Bruce’s In the Garden of Spite (Berkley, Jan.) recreates the life of Victorian-era serial killer Belle Guiness.

What about Belle’s story interested you?

Belle grew up in the same part of Norway as I did, and concocted her schemes between housekeeping and child-rearing, to better her financial situation. I think all of this made her uncomfortably relatable to me in a way that the stereotypical male serial killer is not. I really wanted to try to understand how someone I had things in common with could turn into such a monster.

What surprised you about her?

The story is peculiar and twisted enough to be almost unbelievable. What surprised me the most was to discover her soft spot for children, which seems to have been genuine. She would throw the local kids Christmas parties and visit the sick ones with gifts. Her own children even had their own pony and a cart. I found it hard to reconcile that warmth and generosity with the image of the bloodthirsty widow, but it definitely makes for a more complex and interesting character.

How does Belle compare with other female serial killers?

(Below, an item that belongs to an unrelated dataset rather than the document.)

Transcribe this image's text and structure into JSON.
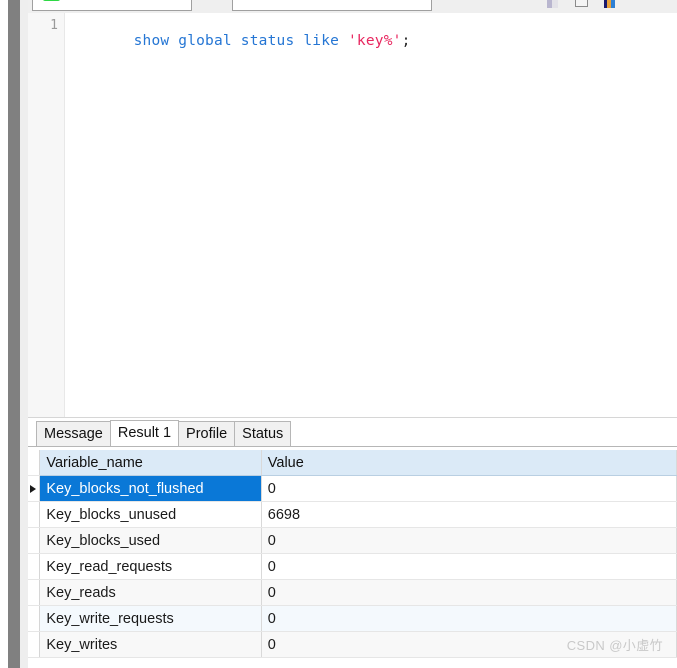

Belle differs in a number of ways. For one, there’s the level of violence: while the stereotypical Victorian murderess slips arsenic into a teacup, Belle dismembered her victims. Most women also used murder mainly as a means to solve marital issues or disputes within the family, while Belle targeted strangers as well. I think it’s fair to say that she had loftier goals and more intricate schemes than most.

Is there something about her story that’s unique to her time?

Belle was an immigrant, and arrived in the U.S. at a time where the country was flooded with people in the same situation. Many were unsettled and moved around a lot, chasing a brighter future, so it wasn’t uncommon for people to disappear for a while, or for people to lose track of a relative, and I don’t think Belle could have done what she did—for so long—if that hadn’t been the case. She was very aware of the female ideal at the time, and used her own perceived fragility to her advantage. In one of her letters to a suitor, she goes on about how dearly she needs a man so she herself can stay indoors and spend time with her children, as a woman ought to, and how not even the hardships she has faced has ruined her God-given womanliness. She went on to kill him, of course.